|Along the lines of what wanderer and riider said....|
RAID 0 has the number 0 because it isn't true RAID - it has no redundancy. You get a perceived faster initial access to the drives in the array, but that doesn't make much of a difference overall, and if any drive in the same array fails, or if the data on one drive becomes seriously corrupted for whatever reason, you cannot recover your data.
I'm assuming you have the two drives connected by themselves to the IDE3 and IDE4 headers, nearest the Promise controller chip.
The IDE1 and IDE2 headers nearest the ram slots are for the Intel 845 main chipset drive controller - it does not support RAID use / arrays.
Promise RAID manual
If you DID NOT make a NEW RAID array, the previous XP installation is still there.
Installing Driver in Existing Windows 2000/XP System
"In the A: drive, insert the RAID Function driver diskette.
Type: A:\Win2000/XP in the text box, press Enter
Choose "Win2000/XP Promise MBFastTrak133 Lite Controller" from the list......"
If you made a NEW RAID array, you have done the equivalent of deleting the Windows data from the drives by doing so.
Or - if you wanted to install Windows from scratch on a RAID array that previously existed....
Installing Driver During New Windows 2000/XP Installation
When prompted to provide the drivers....
"Insert the Promise Technology driver disk into the A: drive and press the "Enter" key.
Choose "Win2000/XP Promise MBFastTrak133 Lite Controller" from the list..."
"There are two promise drivers listed in the download, one is ATA 133 drivers and the other RAID. In the Raid folders there are two xp drivers, one under the windows xp folder and one under WHQL 2KXP folder, where it "new driver". I have tried both but get the same result."
You need the version of the drivers intended for providing them on a floppy disk after pressing F6 early in the loading of the files from the XP CD.
If that's what you have, choose
"Win2000/XP Promise MBFastTrak133 Lite Controller" from the list.
One of the ones, or both of them, listed in the RAID folder may be what is referred to as the Raid Function driver, the same as on page 22 of the manual, that you use when you still have an intact Windows installation.

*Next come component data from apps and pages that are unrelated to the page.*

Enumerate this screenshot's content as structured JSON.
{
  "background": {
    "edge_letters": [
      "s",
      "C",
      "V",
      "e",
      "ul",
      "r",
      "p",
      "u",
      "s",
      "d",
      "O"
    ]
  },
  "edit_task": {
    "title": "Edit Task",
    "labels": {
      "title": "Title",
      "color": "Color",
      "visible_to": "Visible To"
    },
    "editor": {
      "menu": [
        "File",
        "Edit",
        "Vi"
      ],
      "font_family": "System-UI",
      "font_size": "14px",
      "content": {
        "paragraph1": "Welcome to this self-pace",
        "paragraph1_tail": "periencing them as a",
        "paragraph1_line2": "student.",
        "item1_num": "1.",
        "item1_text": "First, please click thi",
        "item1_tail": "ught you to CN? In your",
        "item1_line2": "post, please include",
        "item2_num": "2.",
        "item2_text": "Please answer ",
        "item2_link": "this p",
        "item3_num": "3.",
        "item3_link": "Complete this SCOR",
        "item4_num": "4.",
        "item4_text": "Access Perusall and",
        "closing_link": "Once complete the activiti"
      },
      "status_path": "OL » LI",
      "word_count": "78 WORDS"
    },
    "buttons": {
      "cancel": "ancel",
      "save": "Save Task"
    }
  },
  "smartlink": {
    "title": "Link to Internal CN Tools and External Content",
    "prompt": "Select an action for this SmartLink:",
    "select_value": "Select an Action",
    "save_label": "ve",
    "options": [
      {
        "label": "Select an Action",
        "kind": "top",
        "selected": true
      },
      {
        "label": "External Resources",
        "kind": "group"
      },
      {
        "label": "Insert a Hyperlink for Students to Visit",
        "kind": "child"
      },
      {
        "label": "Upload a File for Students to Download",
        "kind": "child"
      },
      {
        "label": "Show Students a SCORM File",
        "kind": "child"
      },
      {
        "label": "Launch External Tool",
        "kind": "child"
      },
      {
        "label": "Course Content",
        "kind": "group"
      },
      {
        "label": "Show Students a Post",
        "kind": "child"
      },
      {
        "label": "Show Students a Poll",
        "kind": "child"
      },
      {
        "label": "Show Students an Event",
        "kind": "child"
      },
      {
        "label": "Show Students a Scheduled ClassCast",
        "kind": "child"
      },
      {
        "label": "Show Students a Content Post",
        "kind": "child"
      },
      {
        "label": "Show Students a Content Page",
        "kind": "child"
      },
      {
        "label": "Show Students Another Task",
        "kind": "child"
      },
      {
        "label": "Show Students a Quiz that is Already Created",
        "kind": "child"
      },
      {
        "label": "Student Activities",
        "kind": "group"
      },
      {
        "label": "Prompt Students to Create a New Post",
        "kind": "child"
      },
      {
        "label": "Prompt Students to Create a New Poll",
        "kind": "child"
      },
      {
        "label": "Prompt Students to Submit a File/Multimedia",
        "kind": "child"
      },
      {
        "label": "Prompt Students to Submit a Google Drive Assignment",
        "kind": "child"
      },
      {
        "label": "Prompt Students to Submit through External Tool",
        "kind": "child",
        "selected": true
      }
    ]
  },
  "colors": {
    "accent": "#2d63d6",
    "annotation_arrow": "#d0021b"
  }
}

However, if that doesn't work.........
I know from experience that usually, if not always, if a drive controller supports RAID, you MUST load the drivers for the version of the chip that supports RAID, whether you will be actually using the RAID features or not. Usually the XP CD's initially loaded files WILL NOT accept the drivers as being valid for the version of the chip that DOES NOT support RAID.
If there are more drivers listed than just two for the one drive controller model series, one with RAID support, the other one without that,
- if it lists more than one pair for the same brand of controller, make sure you choose the RAID drivers for the proper model that your mboard actually has
- in this case, there may also be drivers listed for the Silicon Image Sil3112A chip.
You have three drive controllers on the mboard.
- one built into the Intel 845 main chipset. IDE drives only. It doesn't support RAID. Generic drivers built into Windows are used for that.
- the Silicon Image Sil3112A chip - it's for up to two SATA drives and supports a max burst data transfer speed up to 150 mbytes / sec. It supports RAID. Drivers are required for that if you want to use that - in my experience if you want to install Windows on a SATA drive connected to it, you MUST install the drivers for the RAID version of the chipset series for a Silicon Image chip if the chip supports RAID whether you will be actually using the RAID features or not.
When you're not using that controller, if you don't install the drivers for it, you'll probably have an unknown device or an unknown drive controller or an entry saying the whatever device is not working, listed in Device Manager.
- the Promise 20276 RAID chip. IDE drives only.
When you're not using that drive controller, if you don't install the drivers for it, you'll probably have an unknown device or an unknown drive controller or an entry saying the whatever device is not working, listed in Device Manager.
If you want to install XP from scratch, another alternative is to DELETE the existing RAID array, then make a new one.
When you make a NEW RAID array, you have done the equivalent of deleting the Windows data from the drives by doing so.
There will then be no data visible on the hard drives to the initial files loaded from the Windows CD that can interfere with installing XP from scratch.